As a new staff member to the Blessing Hospice & Palliative Care team, I have been spending a lot of time learning from my more experienced and incredibly knowledgeable team members. On a very chilly winter day, we were informed that one of our patients was experiencing increased discomfort and restlessness. Our staff chaplain asked me to accompany him to visit the patient to offer prayers and visit with the family.
Upon arrival, the patient had just received some medicine to ease the discomfort, but the restlessness just wasn’t going away. After introductions, our chaplain offered a few words of kindness and prayer, but the patient was unable to focus due to those stubborn arms and legs that would not be quieted. At that point, the chaplain tried a different approach and began singing “Amazing Grace.” I don’t know if it was the melody, the familiar words or something else greater than those of us gathered in that room, but a few lines into the song, the patient became still. Those willful arms stopped grasping for blankets; those agitated legs stopped having spasms.
What a powerful moment to witness!
Nationally acclaimed dementia expert Teepa Snow notes that even patients who are in the throes of dementia are often able to recognize rhythms, vocal patterns (such as your voice going up at the end of a question) and forms of music. The right hemisphere of the brain holds these aspects, and dementia tends to attack the left side of the brain which includes things like comprehension and verbalization.

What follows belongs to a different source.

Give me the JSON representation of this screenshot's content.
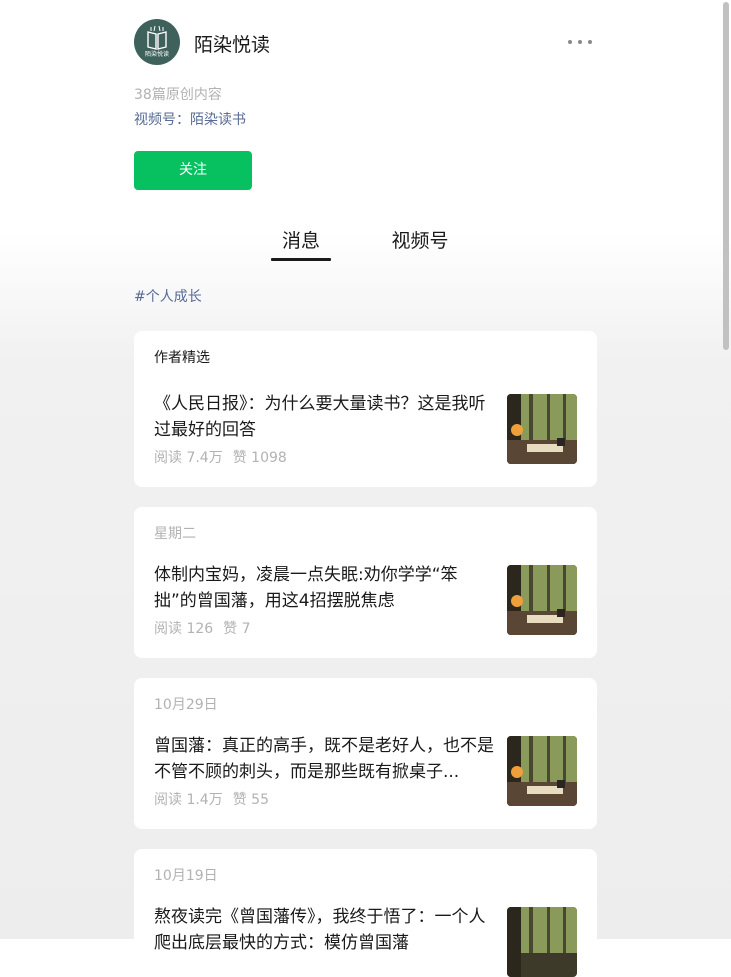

Music has been found to provide comfort to folks with a variety of illnesses, and using music therapeutically actually dates back to the ancient Greeks. According to a 2001 study published in the American Journal of Hospice and Palliative Care, family members of terminally ill patients frequently note an improvement in mood and physical relaxation for themselves and their loved one in the presence of music.
Another of our patients greatly enjoyed music and found much pleasure in listening to the radio. Upon his passing, a dear friend donated several radios to our program to be shared with hospice patients who would like to have a personal radio in their living quarters. “Harold’s Radios” are available to any of our patients who wish to seek comfort, joy or solace in music during their remaining days. We are very proud to offer these radios as a form of therapy and also as a wonderful memorial to our former patient.
When a loved one is in pain, our first instinct is to find a medical way to alleviate their discomfort. And while medications can be an important part of a care regimen, consider also some alternative ways, such as music, to help your loved one find some comfort.